Dan: I think she'll win
Dan: I'm predicting Hal Holbrook
Dan: He was the best thing about Into The Wild in my book
Me: Hal Holbrook?
Dan: Thats my wild card
Me: I don't think he'll get the beloved old person award that Martin Landau, Judi Dench, James Coburn and Alan Arkin have previously gotten
Me: Because he's not a beloved old guy
Dan: Are you kidding?
Dan: He is beloved as all. Get out
Dan: Most likely I'll be way wrong (Bardem is probably gonna get it) but I can't help but go with it, call me crazy
Me: I disagree that he’s beloved. , Alan Arkin and James Coburn were beloved icons who people felt were owed some dues
Dan: All my film friend fans love him
Me: Ok, i'm playing devil's advocate here but 10 times the number of people have heard of Alan Arkin before they've heard of Hal Holbrook
Me: I'm reading Holbrook's biography now and it looks like he was only in about 3 movies of note: Julia, Wall Street, and the Great White Hope, as well as a bunch of TV movies and Broadway
Dan: All The President's Men!
Me: Oh shit, he was deep throat in all the president's men, I didn't see that. I'll give you that. But he's not more beloved than Alan Arkin or James Coburn

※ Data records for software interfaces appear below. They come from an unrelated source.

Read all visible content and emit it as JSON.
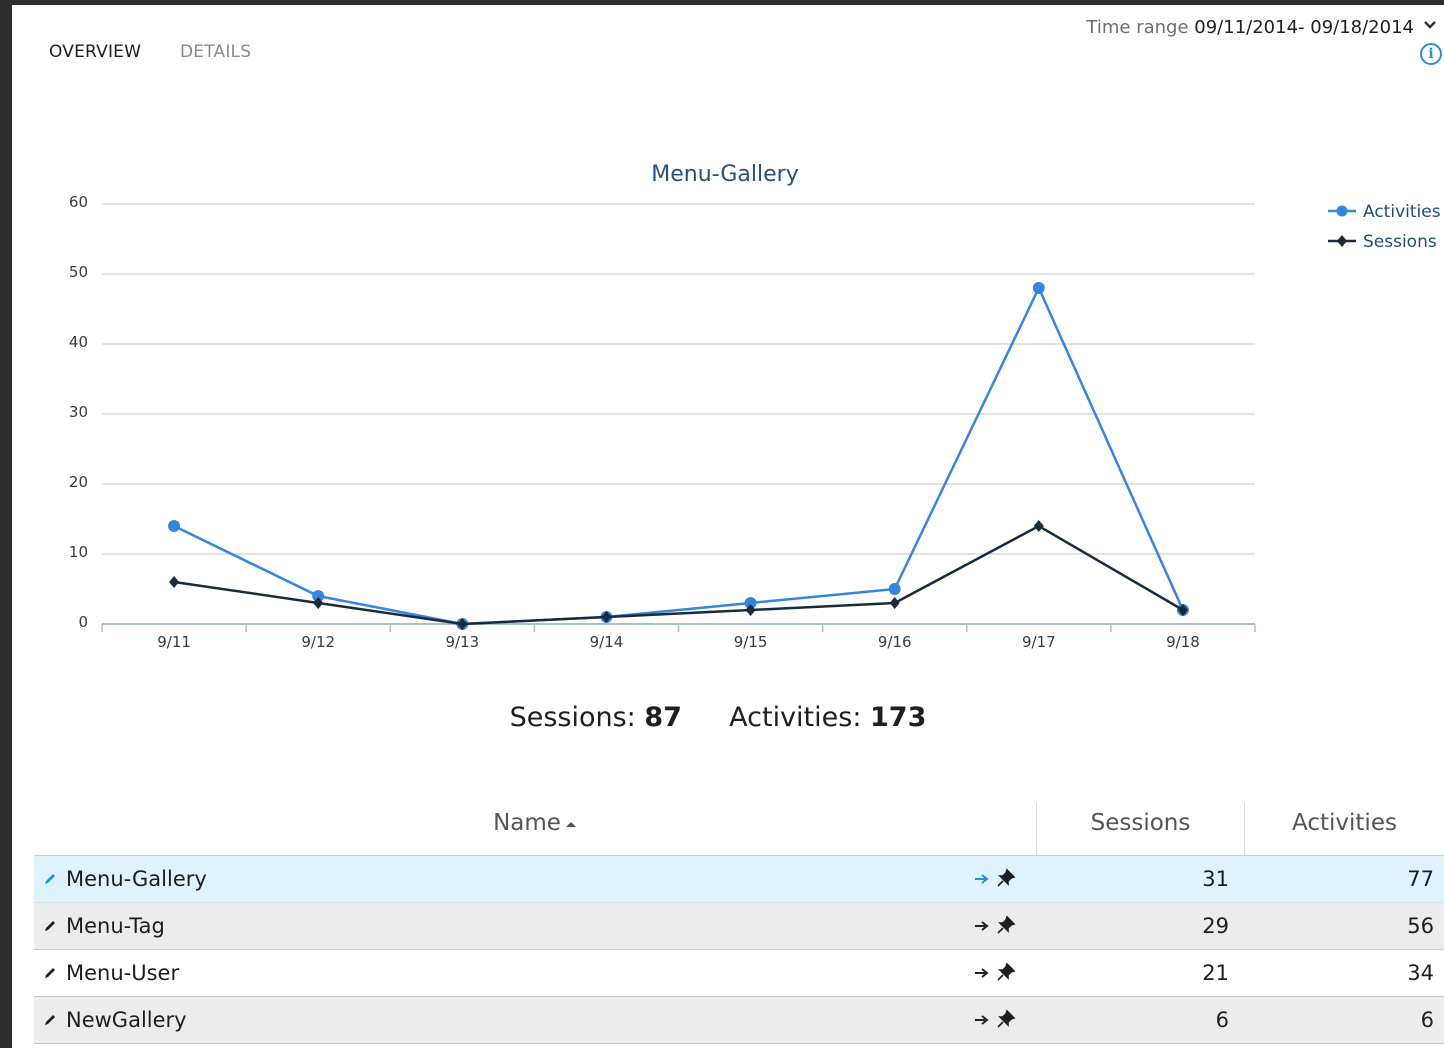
{
  "tabs": [
    {
      "label": "OVERVIEW",
      "active": true
    },
    {
      "label": "DETAILS",
      "active": false
    }
  ],
  "time_range": {
    "label": "Time range",
    "value": "09/11/2014- 09/18/2014"
  },
  "chart_data": {
    "type": "line",
    "title": "Menu-Gallery",
    "categories": [
      "9/11",
      "9/12",
      "9/13",
      "9/14",
      "9/15",
      "9/16",
      "9/17",
      "9/18"
    ],
    "series": [
      {
        "name": "Activities",
        "values": [
          14,
          4,
          0,
          1,
          3,
          5,
          48,
          2
        ],
        "color": "#3586dc",
        "marker": "circle"
      },
      {
        "name": "Sessions",
        "values": [
          6,
          3,
          0,
          1,
          2,
          3,
          14,
          2
        ],
        "color": "#1b2a3a",
        "marker": "diamond"
      }
    ],
    "ylim": [
      0,
      60
    ],
    "yticks": [
      0,
      10,
      20,
      30,
      40,
      50,
      60
    ],
    "grid": true,
    "legend_position": "right"
  },
  "totals": {
    "sessions_label": "Sessions:",
    "sessions_value": "87",
    "activities_label": "Activities:",
    "activities_value": "173"
  },
  "table": {
    "columns": [
      "Name",
      "Sessions",
      "Activities"
    ],
    "sorted_column": "Name",
    "rows": [
      {
        "name": "Menu-Gallery",
        "sessions": "31",
        "activities": "77",
        "selected": true
      },
      {
        "name": "Menu-Tag",
        "sessions": "29",
        "activities": "56",
        "selected": false
      },
      {
        "name": "Menu-User",
        "sessions": "21",
        "activities": "34",
        "selected": false
      },
      {
        "name": "NewGallery",
        "sessions": "6",
        "activities": "6",
        "selected": false
      }
    ]
  },
  "colors": {
    "accent": "#2c8ddf",
    "selected_row": "#def3fd",
    "alt_row": "#ececec"
  }
}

Dan: Well man - all valid points but that's my wild card!
Me: Ok, what about supporting actress, that's a tough one
Dan: Blanchett so she can dedicate her Oscar to Ledger
Me: you think they'd vote based on that?
Dan: Not really but the idea is in the air and many predict her
Me: I honestly didn't think Amy Ryan was that great
Me: I wouldn't mind seeing Ryan
Dan: I have Gone Baby Gone!
Dan: I need to watch it
Me: I watched about 2/3 of it, I'll bet Amy Ryan starts to get emotional and crazy and do the good acting in the last 3rd, that's why I was unimpressed
Dan: Okay - I'll watch the movie then make my pick
Me: Do you think people are really ready to annoint Cate Blanchett twice?
Dan: Her performance was amazing
Me: It would be an interesting performance
Me: I think it will be great to see Day-Lewis honored again
Dan: I think he'll win
Me: I always felt he got the short end of the stick in Gangs of New York. What about picture?
Me: I think I’ll go with Tilda Swenson, what about picture?
Me: A There Will Be Blood upset would be interesting
Dan: I agree - it is tight between No country and Blood
Me: No Country's the front runner but it lacks substance, it's just a great exercise in genre recreation
Me: if There Will Be Blood is in the race at all, then i'll be strongly pulling for it
Dan: I disagree with NCFOM lacking substance
Dan: I thought it had a lot of weight
Me: Would you agree that it's something designed for a high brow crowd and will have many ordinary filmgoers scratching their heads?
Dan: I seriously don't think the Coens designed it for an intellectual demographic
Me: It really doesn't have much of a plot, don't you admit?
Me: I mean one guy chases another guy across the desert and one guy chases another guy
Dan:Why isnt that enough of a plot for you?
Me: That's what it would sound like if you were pitching the film because you don't know much about the characters?
Dan: I think you get a lot of notions of back stories
Me: Yeah, it's very subtle and back-handed
Dan: Did you read the book?
Me: No. It's subtle, I'll admit. And there's nothing to the plot other than that, I mean the storyline is incredibly bare. How would you pitch it?
Dan: A drug bust goes bad with no survivors, man comes upon it and takes large amount of money - the most evil man a brutal killer who sympbolizes a coming darkness chases him while a jaded fading sheriff follows their trail.
Dan: That's how I would pitch it
Me: I think you're mostly right